What is needed
Take each line of the data that contains the string "JSON" and copy it.

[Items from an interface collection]

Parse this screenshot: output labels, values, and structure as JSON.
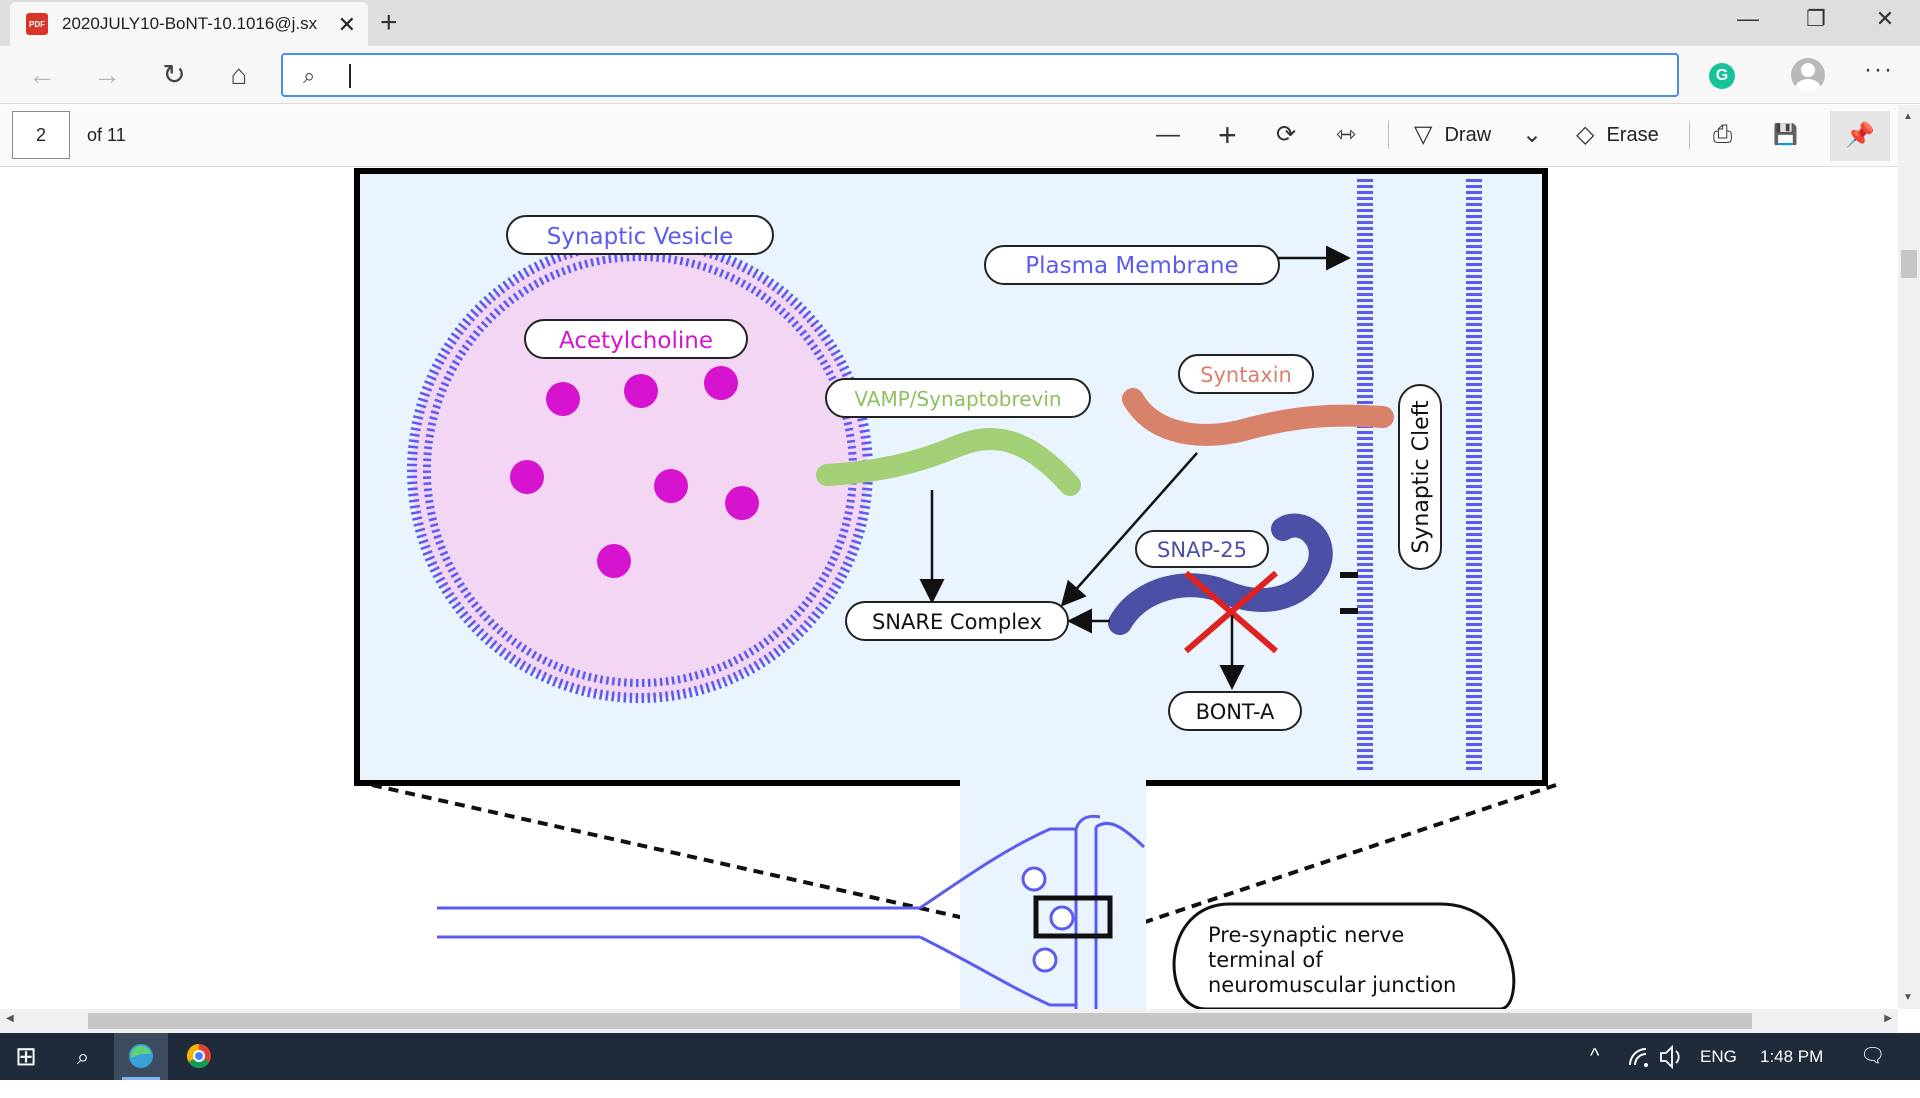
{
  "browser": {
    "tab": {
      "icon_label": "PDF",
      "title": "2020JULY10-BoNT-10.1016@j.sx",
      "close": "✕"
    },
    "new_tab": "+",
    "window": {
      "minimize": "—",
      "restore": "❐",
      "close": "✕"
    },
    "nav": {
      "back": "←",
      "forward": "→",
      "refresh": "↻",
      "home": "⌂"
    },
    "address": {
      "value": "",
      "search_icon": "⌕"
    },
    "extension_grammarly": "G",
    "more": "···"
  },
  "pdf_toolbar": {
    "page_number": "2",
    "page_of": "of 11",
    "zoom_out": "—",
    "zoom_in": "+",
    "rotate": "⟳",
    "fit": "⇿",
    "draw_label": "Draw",
    "draw_dropdown": "⌄",
    "erase_label": "Erase",
    "print": "⎙",
    "save": "💾",
    "pin": "📌"
  },
  "diagram": {
    "labels": {
      "synaptic_vesicle": "Synaptic Vesicle",
      "acetylcholine": "Acetylcholine",
      "plasma_membrane": "Plasma Membrane",
      "syntaxin": "Syntaxin",
      "vamp": "VAMP/Synaptobrevin",
      "synaptic_cleft": "Synaptic Cleft",
      "snap25": "SNAP-25",
      "snare_complex": "SNARE Complex",
      "bont_a": "BONT-A",
      "terminal_line1": "Pre-synaptic nerve",
      "terminal_line2": "terminal of",
      "terminal_line3": "neuromuscular junction"
    },
    "colors": {
      "membrane_blue": "#5b5bef",
      "panel_bg": "#eaf4ff",
      "vesicle_fill": "#f3d6f3",
      "acetylcholine_dot": "#d614d0",
      "vamp_green": "#a3d076",
      "syntaxin_orange": "#d9826a",
      "snap25_blue": "#4b4fa6",
      "cross_red": "#dd2222"
    }
  },
  "taskbar": {
    "start": "⊞",
    "search": "⌕",
    "tray_chevron": "^",
    "lang": "ENG",
    "time": "1:48 PM",
    "notifications": "🗨"
  }
}
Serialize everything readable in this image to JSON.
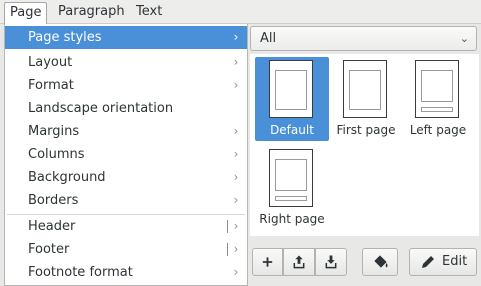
{
  "menubar": {
    "tabs": [
      {
        "label": "Page"
      },
      {
        "label": "Paragraph"
      },
      {
        "label": "Text"
      }
    ]
  },
  "menu": {
    "items": [
      {
        "label": "Page styles",
        "submenu": true
      },
      {
        "label": "Layout",
        "submenu": true
      },
      {
        "label": "Format",
        "submenu": true
      },
      {
        "label": "Landscape orientation",
        "submenu": false
      },
      {
        "label": "Margins",
        "submenu": true
      },
      {
        "label": "Columns",
        "submenu": true
      },
      {
        "label": "Background",
        "submenu": true
      },
      {
        "label": "Borders",
        "submenu": true
      },
      {
        "label": "Header",
        "submenu": true,
        "split": true
      },
      {
        "label": "Footer",
        "submenu": true,
        "split": true
      },
      {
        "label": "Footnote format",
        "submenu": true
      }
    ],
    "highlighted_index": 0
  },
  "panel": {
    "filter": {
      "selected": "All"
    },
    "styles": [
      {
        "label": "Default",
        "selected": true
      },
      {
        "label": "First page",
        "selected": false
      },
      {
        "label": "Left page",
        "selected": false
      },
      {
        "label": "Right page",
        "selected": false
      }
    ],
    "toolbar": {
      "edit_label": "Edit"
    }
  },
  "icons": {
    "submenu": "chevron-right-icon",
    "dropdown": "chevron-down-icon",
    "new": "plus-icon",
    "update": "upload-icon",
    "load": "download-icon",
    "fill": "paint-bucket-icon",
    "edit": "pencil-icon"
  },
  "colors": {
    "accent": "#4a90d9",
    "menu_bg": "#ffffff",
    "panel_bg": "#e8e8e7"
  }
}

Expected output
Parse this screenshot: output labels, values, and structure as JSON.
Serialize everything readable in this image to JSON.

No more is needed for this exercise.